== ABOUT THIS EXERCISE ==
Scan the entries that follow and copy out every line containing "value".

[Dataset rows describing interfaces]

------------------------

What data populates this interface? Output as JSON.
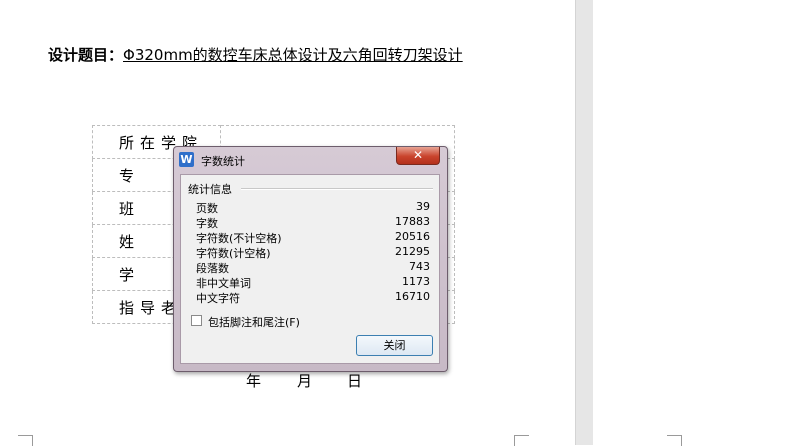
{
  "document": {
    "title_label": "设计题目：",
    "title_topic": "Φ320mm的数控车床总体设计及六角回转刀架设计",
    "table_rows": [
      "所在学院",
      "专",
      "班",
      "姓",
      "学",
      "指导老"
    ],
    "date": {
      "year": "年",
      "month": "月",
      "day": "日"
    }
  },
  "dialog": {
    "title": "字数统计",
    "app_icon_letter": "W",
    "close_glyph": "✕",
    "group_title": "统计信息",
    "stats": [
      {
        "label": "页数",
        "value": "39"
      },
      {
        "label": "字数",
        "value": "17883"
      },
      {
        "label": "字符数(不计空格)",
        "value": "20516"
      },
      {
        "label": "字符数(计空格)",
        "value": "21295"
      },
      {
        "label": "段落数",
        "value": "743"
      },
      {
        "label": "非中文单词",
        "value": "1173"
      },
      {
        "label": "中文字符",
        "value": "16710"
      }
    ],
    "checkbox_label": "包括脚注和尾注(F)",
    "close_button": "关闭"
  }
}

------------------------

== COMPLETED TASK ==
        "value": "39"
        "value": "17883"
        "value": "20516"
        "value": "21295"
        "value": "743"
        "value": "1173"
        "value": "16710"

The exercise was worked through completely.